[Entries from a dataset of interfaces]
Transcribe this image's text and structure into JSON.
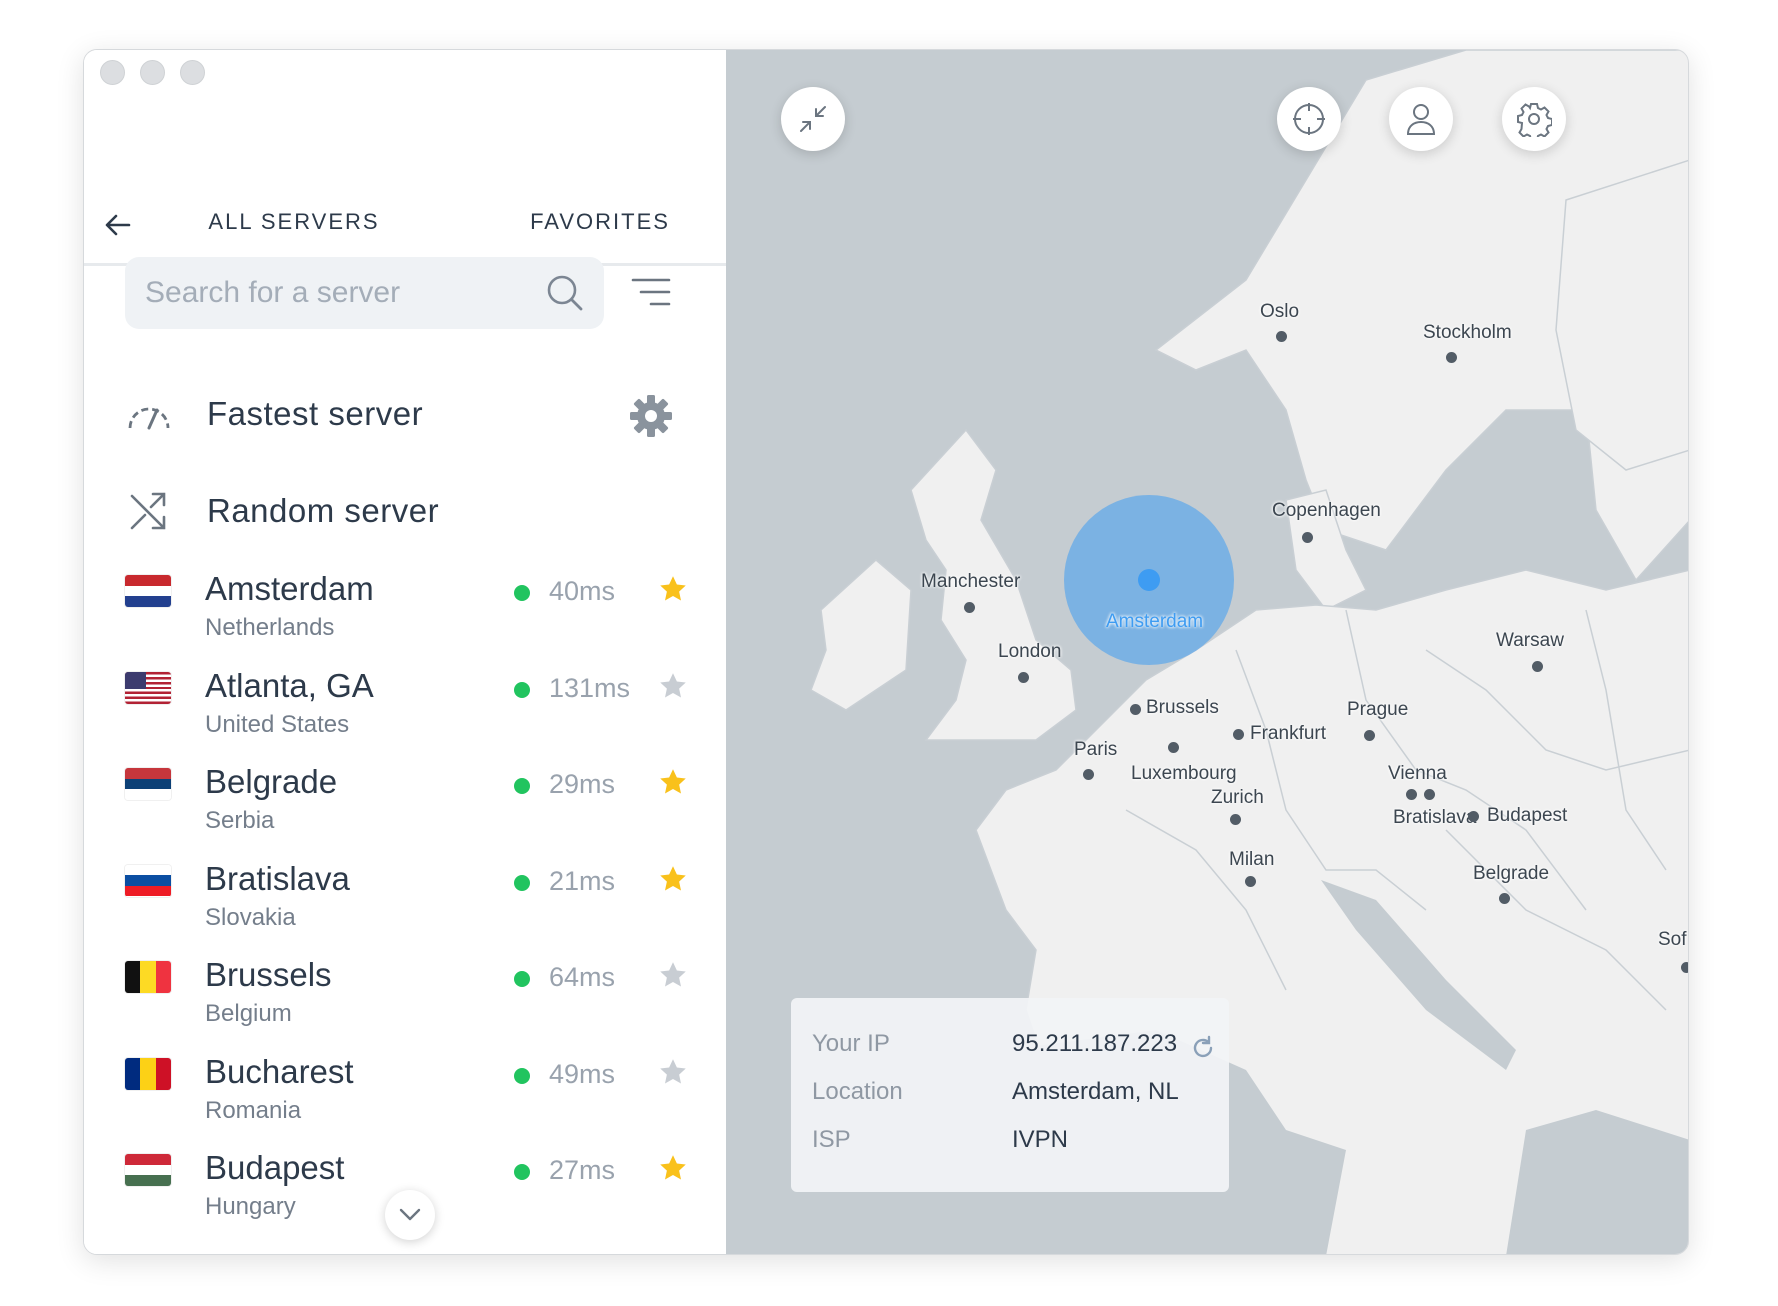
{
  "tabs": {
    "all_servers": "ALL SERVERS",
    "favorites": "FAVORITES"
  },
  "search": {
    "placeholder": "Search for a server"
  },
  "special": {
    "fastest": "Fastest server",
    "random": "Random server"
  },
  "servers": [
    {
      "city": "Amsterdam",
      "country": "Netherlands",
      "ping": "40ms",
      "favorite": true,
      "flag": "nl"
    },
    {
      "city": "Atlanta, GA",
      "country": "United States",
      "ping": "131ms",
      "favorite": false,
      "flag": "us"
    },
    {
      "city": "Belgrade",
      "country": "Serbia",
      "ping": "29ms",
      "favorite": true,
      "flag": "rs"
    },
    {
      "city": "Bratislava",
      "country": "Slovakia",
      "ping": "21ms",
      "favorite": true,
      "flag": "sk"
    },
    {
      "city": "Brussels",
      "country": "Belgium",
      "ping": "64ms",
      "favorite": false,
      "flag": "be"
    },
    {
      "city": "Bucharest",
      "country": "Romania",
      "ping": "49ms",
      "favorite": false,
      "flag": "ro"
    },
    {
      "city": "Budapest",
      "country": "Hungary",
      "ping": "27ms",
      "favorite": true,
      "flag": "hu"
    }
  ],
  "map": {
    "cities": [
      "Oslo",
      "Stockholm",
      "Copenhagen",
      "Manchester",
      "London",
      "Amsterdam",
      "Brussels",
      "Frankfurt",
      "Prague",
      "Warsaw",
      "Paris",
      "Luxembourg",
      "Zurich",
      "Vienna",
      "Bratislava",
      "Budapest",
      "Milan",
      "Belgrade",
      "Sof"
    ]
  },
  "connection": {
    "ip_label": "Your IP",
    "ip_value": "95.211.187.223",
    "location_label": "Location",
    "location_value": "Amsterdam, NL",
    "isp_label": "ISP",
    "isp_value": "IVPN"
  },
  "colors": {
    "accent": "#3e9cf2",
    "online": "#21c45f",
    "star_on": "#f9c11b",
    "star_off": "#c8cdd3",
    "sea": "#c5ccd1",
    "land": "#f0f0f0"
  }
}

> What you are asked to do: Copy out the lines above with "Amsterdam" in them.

> Finished exercise:
      "city": "Amsterdam",
      "Amsterdam",
    "location_value": "Amsterdam, NL",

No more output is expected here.